At the end of the game, you get points for the length of each row of mixed Biome cards, from left to right, until there is a break in the row (i.e. due to one column not having as many cards in it as those before it). You also score points for the two biome columns with the most cards in it. Ties are broken by starting from the left-most pile and moving to the right. When scoring in this manner, you count the number of biomes in that column and multiply that by the column number. So, if I had 4 of a certain biome in the first column I would get 4 points (4 x 1 = 4). However, if I have 3 of the same biome in column 6, I would get 18 points (3 x 6 = 18). So you can see how important it is to go for cards that appear at the end of your first row in order to maximize your points. 

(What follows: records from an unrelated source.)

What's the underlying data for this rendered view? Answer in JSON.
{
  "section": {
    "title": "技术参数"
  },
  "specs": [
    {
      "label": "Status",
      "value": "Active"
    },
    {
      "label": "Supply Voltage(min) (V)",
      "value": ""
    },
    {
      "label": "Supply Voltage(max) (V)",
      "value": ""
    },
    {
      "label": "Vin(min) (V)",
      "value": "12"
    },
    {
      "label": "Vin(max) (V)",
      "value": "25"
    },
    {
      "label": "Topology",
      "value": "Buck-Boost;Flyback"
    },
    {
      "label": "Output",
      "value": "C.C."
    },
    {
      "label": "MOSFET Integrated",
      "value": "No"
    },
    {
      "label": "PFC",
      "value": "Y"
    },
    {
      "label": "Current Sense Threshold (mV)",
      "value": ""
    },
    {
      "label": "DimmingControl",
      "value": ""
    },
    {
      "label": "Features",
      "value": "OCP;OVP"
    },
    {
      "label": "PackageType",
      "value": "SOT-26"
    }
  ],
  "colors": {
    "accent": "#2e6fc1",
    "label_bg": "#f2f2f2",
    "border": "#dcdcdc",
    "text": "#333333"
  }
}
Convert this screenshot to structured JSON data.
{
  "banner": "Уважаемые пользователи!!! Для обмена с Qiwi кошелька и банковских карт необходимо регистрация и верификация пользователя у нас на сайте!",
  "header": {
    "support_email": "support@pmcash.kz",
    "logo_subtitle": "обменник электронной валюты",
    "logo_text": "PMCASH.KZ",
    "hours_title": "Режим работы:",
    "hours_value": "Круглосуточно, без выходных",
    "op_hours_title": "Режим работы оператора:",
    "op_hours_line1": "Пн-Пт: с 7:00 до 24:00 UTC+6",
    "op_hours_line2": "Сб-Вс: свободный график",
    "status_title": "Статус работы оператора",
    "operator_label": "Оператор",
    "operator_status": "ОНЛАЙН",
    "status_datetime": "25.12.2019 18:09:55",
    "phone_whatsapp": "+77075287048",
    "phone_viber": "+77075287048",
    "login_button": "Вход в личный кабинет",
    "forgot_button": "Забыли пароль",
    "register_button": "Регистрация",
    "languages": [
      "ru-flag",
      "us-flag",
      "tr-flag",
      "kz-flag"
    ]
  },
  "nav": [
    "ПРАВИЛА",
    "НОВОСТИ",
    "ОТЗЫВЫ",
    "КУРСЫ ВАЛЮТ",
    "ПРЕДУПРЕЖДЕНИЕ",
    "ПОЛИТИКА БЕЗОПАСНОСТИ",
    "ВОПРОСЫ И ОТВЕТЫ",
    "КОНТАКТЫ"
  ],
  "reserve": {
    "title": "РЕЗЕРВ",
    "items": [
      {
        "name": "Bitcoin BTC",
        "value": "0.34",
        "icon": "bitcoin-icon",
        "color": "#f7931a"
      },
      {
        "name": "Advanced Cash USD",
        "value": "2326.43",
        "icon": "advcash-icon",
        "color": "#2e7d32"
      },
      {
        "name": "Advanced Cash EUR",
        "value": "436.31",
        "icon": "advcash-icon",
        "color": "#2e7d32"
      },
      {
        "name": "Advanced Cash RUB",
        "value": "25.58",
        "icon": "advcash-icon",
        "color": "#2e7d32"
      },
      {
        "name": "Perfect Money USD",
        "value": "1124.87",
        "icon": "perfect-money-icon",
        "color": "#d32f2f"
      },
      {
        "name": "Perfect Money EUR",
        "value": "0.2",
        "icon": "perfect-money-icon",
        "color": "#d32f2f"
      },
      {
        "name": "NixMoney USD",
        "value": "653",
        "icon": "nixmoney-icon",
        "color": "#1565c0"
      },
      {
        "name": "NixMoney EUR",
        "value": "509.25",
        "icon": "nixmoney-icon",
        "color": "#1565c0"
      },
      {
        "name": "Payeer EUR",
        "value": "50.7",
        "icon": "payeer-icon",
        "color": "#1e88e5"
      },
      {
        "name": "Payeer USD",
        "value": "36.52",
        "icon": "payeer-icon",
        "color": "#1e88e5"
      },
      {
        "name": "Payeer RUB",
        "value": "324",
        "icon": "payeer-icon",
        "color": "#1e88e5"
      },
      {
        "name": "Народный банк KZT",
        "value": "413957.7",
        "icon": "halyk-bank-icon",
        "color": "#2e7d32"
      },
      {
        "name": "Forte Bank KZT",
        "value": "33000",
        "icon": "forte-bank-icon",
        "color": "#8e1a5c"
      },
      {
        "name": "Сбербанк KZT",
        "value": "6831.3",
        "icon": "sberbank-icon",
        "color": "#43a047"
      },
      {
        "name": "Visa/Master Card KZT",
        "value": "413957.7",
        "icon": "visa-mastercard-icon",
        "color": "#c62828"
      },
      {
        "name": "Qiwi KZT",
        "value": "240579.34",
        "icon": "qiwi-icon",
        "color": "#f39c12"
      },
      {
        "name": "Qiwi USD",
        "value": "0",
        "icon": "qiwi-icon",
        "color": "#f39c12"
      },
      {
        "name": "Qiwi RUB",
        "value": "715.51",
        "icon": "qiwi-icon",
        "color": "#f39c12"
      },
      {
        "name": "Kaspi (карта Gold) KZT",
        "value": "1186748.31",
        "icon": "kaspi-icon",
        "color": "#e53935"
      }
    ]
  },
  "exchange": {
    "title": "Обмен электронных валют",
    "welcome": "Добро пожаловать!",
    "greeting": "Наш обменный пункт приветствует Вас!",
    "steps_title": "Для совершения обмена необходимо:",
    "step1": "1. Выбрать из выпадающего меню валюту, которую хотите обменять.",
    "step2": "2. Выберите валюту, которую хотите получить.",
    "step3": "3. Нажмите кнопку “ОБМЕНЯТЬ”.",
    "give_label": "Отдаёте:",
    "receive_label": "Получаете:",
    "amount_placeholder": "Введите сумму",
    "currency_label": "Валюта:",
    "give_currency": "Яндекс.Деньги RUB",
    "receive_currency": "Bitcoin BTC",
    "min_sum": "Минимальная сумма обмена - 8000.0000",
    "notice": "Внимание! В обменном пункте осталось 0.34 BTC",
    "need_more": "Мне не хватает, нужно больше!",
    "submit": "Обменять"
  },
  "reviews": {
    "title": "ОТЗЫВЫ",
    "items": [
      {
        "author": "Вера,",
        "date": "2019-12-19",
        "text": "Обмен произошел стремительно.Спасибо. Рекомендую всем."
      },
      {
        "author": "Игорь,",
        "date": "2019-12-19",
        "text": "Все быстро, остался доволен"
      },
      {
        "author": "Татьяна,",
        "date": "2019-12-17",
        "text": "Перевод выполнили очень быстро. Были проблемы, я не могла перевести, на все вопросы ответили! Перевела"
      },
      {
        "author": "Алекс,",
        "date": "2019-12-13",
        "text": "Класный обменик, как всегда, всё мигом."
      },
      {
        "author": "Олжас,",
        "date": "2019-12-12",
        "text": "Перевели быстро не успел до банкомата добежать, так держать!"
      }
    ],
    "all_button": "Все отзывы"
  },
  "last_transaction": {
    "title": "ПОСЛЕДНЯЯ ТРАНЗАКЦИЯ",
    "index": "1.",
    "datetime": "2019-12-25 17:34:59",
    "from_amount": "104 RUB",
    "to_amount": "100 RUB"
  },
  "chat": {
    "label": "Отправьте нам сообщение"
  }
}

Subastral Temperate Grassland Column

The card drafting and planning ahead for end-game scoring is a thinky mixture, one that has a lot more depth than may appear at first glance. I’ve played it at many player counts, and they all play well. 

I really love how the early game makes you think about which biomes you want in which column, and then throughout the game, you’re trying to capitalize on how you laid out your first row. However, if you only focus on the right-most cards of your journal, you’ll miss out on points for your mixed rows. So there’s a lot to think about, and a lot to plan for. 

Theme, Artwork, etc. 

The art is gorgeous! And that’s to be expected since the illustrious Beth Sobel did the art. And the Biome cards have neat facts about each biome as well, which is fun and educational and really adds to the theme. I love the looks of the cards; they really do make this game shine. The rules are easy to follow, and there’s really so much to love about how everything is all put together.   

Subastral Card Art

What Worked: 

I love how you must play cards down in order to get more cards, but the cards you play will likely help someone. This aspect of drafting really gives the game some good depth. 

Subastral Clouds and Biomes

Final Thoughts: 

This game is all about set collection, so if you like that mechanism, there’s a lot to love here. The educational snippets are great and the small size of the box makes it a great game to take pretty much anywhere. It’s quick, too, so you can get in multiple games back to back (to back). Renegade Game Studios always impresses me with the quality of their smaller games, and Subastral is no exception. I really enjoy playing it, and it’s great for a quick family game or for a few plays at game night. 

Subastral is a solid, solid game. I’d even go so far as to call it “elegant.” If you like set-collection, card drafting, or just amazing art, you may need to check out Subastral. 

Subastral Cards

 

Benjamin Kocher

Benjamin Kocher

Benjamin hails from Canada but now lives in Kentucky with his wife and kids. He’s a certified copyeditor and a freelance writer and editor, covering everything from board game rule books to novels. An avid writer of science fiction and fantasy, it comes as no surprise that his favorite board games are those with rich, engaging themes. He is a reviewer for Board Game Atlas and runs his own site, Board Game Immersion, where he focuses on storytelling within games. When he’s not writing or playing games, Benjamin loves to play ultimate Frisbee, watch and play rugby, and read the most epic fantasy books available. Follow him on Twitter @benjaminkocher and Instagram @benjamin_kocher. You can also read his board game inspired fiction at Board Game Immersion.